- Don’t duck her. The worst thing you can do is refuse to cooperate. It gives you no voice in the story, forfeits your opportunity to correct the facts and makes you look guilty as hell. Zekman is a master of knocking on closed doors, demanding simple answers to complicated questions and, as noted above, chasing people down the street. They’re all little dramas designed to shed more heat than light. You don’t want to be seen in those scenarios.
- Never say “no comment.” That’s another way to appear guilty even if you’re not. Lawyers who advise clients to say “no comment” may think they’re acting in their best interests legally, but they’re killing them in the court of public opinion. Even an innocuous statement of concern or acknowledgement of the issue is better than stonewalling.

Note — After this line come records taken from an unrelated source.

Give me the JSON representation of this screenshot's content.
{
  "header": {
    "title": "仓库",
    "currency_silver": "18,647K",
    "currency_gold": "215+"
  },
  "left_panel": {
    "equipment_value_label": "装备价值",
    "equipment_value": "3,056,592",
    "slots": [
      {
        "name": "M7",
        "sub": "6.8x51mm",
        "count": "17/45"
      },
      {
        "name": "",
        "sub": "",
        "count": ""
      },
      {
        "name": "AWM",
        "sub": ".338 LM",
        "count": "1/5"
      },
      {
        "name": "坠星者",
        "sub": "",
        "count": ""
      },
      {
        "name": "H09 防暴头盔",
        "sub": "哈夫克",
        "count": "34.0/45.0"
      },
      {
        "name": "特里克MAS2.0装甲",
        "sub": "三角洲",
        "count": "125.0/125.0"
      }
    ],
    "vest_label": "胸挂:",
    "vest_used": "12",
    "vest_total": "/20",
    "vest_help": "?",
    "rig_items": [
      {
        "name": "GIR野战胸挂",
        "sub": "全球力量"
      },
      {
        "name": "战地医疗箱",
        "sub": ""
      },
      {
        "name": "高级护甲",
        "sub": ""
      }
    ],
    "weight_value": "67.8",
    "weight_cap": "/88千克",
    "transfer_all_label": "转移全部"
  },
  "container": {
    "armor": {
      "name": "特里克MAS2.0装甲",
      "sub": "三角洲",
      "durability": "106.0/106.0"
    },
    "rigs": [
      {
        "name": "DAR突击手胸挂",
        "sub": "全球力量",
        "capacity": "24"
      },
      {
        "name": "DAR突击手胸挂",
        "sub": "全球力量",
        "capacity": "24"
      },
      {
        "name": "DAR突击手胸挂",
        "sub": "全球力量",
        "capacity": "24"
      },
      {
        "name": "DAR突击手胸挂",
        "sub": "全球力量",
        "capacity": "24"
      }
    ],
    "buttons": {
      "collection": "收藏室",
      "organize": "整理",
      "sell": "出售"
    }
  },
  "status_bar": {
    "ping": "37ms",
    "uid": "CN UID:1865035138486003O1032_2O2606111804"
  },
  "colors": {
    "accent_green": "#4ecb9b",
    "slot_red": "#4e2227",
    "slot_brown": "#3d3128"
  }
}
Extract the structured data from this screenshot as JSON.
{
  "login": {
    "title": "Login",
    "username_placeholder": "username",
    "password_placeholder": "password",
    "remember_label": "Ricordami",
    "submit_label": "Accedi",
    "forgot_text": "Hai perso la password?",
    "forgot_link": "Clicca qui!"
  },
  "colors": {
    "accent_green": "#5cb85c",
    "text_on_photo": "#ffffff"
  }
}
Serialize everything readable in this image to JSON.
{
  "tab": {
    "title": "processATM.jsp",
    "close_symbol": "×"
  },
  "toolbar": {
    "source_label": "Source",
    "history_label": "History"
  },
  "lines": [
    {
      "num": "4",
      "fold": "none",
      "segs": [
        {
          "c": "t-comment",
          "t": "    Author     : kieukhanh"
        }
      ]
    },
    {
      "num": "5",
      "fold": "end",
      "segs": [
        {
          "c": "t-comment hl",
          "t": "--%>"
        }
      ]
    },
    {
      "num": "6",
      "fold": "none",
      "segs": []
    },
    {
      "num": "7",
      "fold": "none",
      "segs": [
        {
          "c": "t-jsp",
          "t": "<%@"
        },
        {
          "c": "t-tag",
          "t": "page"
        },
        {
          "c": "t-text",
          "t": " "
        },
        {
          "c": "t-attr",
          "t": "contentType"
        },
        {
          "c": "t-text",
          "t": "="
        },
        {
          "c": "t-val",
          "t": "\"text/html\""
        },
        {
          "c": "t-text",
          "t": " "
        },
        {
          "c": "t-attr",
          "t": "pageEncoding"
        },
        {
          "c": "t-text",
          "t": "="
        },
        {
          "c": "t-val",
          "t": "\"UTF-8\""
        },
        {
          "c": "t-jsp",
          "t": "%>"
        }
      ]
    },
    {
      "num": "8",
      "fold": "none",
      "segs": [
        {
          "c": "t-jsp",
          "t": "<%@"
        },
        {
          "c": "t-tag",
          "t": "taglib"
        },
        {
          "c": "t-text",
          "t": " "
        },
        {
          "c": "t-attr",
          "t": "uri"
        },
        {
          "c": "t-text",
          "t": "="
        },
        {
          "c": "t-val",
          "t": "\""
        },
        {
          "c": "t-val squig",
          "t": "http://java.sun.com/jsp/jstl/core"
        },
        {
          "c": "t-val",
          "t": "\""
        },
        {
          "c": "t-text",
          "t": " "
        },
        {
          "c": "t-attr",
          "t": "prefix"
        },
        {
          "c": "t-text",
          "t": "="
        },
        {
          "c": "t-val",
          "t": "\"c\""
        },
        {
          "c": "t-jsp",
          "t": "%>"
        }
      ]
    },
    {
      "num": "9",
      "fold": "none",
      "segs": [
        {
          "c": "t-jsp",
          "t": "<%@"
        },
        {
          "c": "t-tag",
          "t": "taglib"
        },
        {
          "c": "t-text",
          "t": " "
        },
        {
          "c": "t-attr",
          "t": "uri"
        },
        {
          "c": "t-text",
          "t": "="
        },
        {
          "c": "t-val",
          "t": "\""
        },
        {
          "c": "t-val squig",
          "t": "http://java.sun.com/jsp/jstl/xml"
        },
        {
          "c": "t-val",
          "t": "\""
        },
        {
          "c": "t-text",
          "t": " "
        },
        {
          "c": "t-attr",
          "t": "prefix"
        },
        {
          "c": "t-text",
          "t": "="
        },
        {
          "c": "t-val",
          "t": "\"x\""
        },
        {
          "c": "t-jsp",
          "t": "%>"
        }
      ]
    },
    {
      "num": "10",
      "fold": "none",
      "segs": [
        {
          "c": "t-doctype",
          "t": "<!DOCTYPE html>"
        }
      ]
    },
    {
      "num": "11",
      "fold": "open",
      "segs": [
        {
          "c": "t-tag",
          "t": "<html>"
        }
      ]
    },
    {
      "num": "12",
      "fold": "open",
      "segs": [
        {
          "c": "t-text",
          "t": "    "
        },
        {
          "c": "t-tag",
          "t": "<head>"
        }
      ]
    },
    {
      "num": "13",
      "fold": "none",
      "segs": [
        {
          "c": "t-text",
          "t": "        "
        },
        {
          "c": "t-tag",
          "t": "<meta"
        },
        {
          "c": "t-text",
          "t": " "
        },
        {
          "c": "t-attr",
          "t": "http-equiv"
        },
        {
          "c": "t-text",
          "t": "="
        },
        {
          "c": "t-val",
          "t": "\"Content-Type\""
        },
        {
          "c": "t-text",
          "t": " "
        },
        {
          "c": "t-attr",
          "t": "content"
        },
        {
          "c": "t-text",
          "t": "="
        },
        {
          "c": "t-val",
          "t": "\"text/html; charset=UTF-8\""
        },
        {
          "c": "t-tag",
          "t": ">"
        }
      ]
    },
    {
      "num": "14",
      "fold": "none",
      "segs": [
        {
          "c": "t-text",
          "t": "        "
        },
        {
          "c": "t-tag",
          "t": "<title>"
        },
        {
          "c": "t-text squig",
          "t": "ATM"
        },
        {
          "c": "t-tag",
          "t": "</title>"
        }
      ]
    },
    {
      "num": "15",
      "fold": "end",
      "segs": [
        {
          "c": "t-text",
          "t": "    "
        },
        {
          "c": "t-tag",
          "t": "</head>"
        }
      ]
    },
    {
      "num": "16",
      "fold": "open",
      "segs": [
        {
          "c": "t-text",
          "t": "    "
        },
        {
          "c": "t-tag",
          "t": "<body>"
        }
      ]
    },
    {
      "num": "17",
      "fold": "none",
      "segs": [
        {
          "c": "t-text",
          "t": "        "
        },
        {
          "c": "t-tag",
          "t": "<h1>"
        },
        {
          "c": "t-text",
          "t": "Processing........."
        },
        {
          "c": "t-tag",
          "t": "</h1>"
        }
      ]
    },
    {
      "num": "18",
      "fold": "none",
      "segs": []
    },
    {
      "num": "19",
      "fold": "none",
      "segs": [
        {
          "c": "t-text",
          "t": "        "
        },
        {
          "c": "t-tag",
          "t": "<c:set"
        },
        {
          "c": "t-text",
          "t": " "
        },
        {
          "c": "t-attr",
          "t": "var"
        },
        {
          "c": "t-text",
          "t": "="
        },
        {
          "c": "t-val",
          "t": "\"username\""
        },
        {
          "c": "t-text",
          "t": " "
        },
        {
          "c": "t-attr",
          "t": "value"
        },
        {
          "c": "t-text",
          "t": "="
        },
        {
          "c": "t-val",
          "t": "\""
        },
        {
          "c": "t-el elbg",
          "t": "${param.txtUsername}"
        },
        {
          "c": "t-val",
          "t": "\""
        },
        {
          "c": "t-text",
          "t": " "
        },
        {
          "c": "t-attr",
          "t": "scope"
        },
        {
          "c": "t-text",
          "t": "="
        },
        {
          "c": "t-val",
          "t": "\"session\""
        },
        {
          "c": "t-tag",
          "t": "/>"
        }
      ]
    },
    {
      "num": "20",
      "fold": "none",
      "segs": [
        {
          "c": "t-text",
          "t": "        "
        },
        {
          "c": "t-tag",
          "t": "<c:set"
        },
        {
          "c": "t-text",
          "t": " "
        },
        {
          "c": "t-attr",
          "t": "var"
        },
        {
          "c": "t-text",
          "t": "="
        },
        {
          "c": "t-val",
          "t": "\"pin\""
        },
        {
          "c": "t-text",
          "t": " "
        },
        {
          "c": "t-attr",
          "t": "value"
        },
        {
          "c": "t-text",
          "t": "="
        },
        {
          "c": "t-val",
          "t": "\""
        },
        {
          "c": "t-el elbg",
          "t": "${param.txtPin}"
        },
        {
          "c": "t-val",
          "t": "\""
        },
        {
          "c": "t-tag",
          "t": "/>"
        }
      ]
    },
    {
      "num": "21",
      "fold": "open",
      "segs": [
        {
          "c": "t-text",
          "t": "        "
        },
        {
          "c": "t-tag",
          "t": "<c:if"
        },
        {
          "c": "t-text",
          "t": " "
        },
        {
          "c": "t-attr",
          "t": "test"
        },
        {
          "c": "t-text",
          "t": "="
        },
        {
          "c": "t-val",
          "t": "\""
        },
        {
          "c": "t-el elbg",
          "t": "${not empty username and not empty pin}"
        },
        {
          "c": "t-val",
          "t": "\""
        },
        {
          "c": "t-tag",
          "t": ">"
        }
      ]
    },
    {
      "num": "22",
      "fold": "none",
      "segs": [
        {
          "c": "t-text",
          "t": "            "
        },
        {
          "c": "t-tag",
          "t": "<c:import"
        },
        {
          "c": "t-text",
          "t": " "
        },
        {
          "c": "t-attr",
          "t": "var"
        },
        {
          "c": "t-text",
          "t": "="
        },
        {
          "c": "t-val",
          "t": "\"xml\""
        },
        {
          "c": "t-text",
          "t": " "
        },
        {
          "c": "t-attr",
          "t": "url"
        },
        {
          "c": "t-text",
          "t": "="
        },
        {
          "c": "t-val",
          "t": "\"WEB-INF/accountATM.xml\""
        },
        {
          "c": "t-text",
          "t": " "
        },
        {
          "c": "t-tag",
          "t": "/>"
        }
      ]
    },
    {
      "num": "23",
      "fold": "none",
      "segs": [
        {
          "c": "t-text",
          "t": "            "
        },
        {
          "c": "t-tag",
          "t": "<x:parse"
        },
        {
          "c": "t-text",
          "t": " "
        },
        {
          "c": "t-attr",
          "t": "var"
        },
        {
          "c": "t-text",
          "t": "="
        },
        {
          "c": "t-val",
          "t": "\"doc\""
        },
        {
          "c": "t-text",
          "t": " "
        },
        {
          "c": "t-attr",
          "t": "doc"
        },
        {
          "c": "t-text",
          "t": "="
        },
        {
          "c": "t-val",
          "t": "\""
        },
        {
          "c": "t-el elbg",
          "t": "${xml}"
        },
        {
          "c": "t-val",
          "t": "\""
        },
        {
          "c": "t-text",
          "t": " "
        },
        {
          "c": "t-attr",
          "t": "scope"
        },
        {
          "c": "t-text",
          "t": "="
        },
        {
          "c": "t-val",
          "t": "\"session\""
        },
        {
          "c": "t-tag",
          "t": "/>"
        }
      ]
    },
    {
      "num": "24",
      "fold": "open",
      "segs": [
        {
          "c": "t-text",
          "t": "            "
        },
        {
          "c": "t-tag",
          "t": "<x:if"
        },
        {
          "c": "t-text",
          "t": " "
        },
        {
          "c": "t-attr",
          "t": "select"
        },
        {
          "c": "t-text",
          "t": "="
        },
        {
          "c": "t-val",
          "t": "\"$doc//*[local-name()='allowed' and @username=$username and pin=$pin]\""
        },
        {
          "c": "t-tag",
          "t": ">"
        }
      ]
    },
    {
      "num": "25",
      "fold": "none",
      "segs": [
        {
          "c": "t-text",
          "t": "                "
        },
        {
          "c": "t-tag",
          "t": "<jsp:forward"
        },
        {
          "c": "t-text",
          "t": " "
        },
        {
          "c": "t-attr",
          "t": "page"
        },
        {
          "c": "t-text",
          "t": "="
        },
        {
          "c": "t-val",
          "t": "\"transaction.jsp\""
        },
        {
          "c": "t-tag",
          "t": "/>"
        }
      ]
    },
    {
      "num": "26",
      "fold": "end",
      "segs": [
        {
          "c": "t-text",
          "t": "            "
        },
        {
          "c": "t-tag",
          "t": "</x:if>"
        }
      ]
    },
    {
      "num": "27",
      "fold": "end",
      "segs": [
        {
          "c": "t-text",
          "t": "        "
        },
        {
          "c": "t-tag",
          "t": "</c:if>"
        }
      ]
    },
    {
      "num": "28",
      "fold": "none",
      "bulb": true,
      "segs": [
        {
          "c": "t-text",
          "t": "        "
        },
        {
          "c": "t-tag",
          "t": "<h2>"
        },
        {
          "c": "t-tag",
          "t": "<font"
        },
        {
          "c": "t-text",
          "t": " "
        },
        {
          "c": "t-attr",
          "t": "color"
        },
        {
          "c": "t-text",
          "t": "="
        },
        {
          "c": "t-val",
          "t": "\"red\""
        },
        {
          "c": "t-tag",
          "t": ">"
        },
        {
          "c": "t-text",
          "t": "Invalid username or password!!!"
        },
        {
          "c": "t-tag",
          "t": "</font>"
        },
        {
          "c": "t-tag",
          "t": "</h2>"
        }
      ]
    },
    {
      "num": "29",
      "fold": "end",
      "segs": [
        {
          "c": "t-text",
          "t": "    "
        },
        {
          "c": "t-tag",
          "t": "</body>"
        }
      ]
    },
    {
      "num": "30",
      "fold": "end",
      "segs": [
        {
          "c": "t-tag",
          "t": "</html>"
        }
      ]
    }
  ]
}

- Set your limits. Just because you’ve agreed to cooperate doesn’t mean you become a powerless pawn in Zekman’s hands. You can negotiate where and when the interview will take place. You can set a reasonable time limit in advance. You can even choose not to go on camera at all. Under certain circumstances, you may insist on being interviewed without cameras present or responding to questions in writing rather than in person. People do it all the time.
- Be honest. Never, ever lie. You are not obligated to reveal everything you know, but be sure whatever you do say is the truth.
- Act preemptively. If the matter in question can be corrected simply — perhaps by providing a refund, making necessary repairs or offering a sincere apology — do sobefore the interview with Zekman. Nothing is more disarming than telling her you’ve already solved the problem she’s come to ask about. It may not kill the story entirely, but it certainly will make you look better if you’ve already made amends.
- Protect yourself. If you’re going to submit to an interview on camera, make an audio recording of it for yourself. The point is not to intimidate Zekman (who, quite honestly, is beyond intimidation by anyone at this point), but to give yourself a backup in case questions of context or disputes about editing arise after the story airs.
- Don’t worry. What’s the worst that can happen? As with all of local news, Channel 2’s ratings are a far cry from what they used to be. Sure you may find yourself utterly humiliated before the six percent of television households in the Chicago area tuned in to the 10 o’clock newscast on an average night. But that still leaves the other 94 percent who’ll never know a thing about it.